YOUR INSTRUCTIONS – Check every line of the listing below for "true", and report how many lines have it, as a number with nothing more.

=== LISTED RECORDS ===

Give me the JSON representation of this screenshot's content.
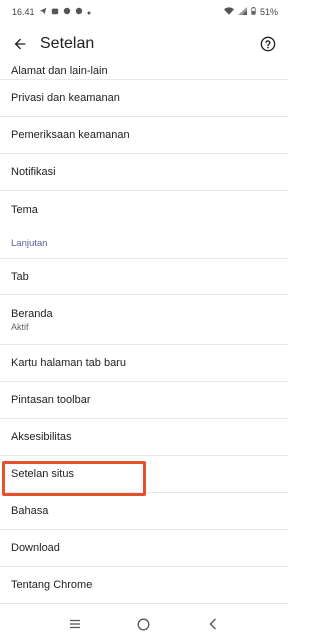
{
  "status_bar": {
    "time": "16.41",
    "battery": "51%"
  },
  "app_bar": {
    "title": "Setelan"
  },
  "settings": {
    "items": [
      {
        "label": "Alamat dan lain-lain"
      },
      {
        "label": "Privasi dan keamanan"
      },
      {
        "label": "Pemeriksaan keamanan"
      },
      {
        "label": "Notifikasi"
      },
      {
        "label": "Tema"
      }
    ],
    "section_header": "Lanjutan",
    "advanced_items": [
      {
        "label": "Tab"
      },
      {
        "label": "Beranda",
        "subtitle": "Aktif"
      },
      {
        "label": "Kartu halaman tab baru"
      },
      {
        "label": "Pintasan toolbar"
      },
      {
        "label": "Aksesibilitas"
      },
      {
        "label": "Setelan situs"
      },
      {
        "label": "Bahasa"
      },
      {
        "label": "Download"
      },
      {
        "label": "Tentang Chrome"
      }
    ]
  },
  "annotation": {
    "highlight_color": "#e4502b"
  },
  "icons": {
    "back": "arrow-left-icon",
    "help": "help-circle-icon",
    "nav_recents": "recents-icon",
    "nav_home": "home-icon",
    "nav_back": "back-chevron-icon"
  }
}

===
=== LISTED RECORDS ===

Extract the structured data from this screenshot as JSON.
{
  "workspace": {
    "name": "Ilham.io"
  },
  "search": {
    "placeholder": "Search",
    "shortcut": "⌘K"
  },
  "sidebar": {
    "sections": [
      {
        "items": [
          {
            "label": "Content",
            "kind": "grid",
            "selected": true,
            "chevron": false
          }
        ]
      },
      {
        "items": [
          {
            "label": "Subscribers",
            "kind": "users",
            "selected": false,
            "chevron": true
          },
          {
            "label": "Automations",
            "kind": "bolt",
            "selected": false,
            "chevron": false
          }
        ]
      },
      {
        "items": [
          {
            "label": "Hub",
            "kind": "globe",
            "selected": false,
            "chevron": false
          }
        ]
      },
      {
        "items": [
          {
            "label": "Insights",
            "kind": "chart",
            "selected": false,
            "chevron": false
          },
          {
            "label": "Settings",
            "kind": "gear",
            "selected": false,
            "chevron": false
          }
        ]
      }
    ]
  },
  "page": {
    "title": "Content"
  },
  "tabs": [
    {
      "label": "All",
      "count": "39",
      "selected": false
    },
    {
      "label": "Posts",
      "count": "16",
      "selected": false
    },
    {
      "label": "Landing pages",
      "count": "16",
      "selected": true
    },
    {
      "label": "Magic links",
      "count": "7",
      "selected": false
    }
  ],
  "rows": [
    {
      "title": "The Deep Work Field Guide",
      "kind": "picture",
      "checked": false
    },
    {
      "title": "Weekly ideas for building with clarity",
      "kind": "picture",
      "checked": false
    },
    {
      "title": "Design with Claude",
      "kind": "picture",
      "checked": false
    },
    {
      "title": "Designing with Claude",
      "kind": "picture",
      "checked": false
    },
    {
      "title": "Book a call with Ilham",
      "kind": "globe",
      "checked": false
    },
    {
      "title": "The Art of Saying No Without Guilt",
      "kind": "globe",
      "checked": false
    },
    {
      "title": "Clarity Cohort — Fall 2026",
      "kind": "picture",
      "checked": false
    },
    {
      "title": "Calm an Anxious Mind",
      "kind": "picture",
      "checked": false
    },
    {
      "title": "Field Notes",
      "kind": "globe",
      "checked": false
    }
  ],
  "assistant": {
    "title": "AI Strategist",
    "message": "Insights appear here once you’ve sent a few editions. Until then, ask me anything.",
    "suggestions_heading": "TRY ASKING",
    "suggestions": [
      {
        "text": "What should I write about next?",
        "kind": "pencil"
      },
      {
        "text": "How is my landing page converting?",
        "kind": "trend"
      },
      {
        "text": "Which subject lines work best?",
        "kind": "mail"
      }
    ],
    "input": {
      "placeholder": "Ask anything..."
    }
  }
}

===
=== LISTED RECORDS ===

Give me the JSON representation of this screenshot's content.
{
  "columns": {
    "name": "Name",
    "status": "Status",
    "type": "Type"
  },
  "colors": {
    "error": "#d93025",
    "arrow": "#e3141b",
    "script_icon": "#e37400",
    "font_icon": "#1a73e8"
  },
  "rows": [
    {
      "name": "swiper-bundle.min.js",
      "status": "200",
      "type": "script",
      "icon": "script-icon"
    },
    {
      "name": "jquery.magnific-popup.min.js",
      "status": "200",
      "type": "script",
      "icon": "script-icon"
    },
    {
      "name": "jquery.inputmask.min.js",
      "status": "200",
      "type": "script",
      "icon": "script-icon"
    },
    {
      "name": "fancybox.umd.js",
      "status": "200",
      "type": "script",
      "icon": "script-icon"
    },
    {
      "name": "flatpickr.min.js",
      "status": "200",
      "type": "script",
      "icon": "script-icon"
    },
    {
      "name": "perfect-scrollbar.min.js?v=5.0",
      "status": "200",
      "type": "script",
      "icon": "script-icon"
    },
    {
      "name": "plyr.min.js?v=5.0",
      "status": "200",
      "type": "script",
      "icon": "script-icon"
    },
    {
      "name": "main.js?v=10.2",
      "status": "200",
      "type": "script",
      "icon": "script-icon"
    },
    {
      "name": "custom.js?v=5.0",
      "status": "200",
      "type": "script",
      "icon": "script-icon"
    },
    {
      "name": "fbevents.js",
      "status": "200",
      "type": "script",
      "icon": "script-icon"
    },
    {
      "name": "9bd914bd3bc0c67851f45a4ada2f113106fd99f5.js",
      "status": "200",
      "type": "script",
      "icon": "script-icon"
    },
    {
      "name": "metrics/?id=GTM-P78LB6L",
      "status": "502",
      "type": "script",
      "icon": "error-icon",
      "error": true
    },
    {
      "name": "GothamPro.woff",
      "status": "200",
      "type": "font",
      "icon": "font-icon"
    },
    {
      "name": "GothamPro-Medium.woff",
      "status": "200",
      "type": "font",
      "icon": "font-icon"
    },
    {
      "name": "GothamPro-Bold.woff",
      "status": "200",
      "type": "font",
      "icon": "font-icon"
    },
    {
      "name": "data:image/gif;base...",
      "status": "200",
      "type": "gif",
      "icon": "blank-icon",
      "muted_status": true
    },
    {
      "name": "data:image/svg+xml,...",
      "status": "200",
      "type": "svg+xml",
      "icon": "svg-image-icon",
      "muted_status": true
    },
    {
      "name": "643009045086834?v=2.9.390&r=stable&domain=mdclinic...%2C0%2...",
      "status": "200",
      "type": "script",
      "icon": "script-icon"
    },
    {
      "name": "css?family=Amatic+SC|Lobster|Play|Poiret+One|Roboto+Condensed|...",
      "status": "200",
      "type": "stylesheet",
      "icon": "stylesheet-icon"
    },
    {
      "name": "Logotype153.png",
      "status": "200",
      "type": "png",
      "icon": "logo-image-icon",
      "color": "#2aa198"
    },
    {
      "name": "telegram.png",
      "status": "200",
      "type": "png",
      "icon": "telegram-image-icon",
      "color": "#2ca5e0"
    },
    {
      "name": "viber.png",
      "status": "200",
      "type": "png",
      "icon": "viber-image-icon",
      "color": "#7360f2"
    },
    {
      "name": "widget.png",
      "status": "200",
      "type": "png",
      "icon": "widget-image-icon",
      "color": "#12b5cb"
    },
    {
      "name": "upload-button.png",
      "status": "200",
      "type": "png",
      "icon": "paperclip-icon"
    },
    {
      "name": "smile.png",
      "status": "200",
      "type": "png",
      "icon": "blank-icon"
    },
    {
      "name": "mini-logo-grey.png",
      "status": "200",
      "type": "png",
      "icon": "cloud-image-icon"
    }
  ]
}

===

SOLUTION FOR THIS EXERCISE – 6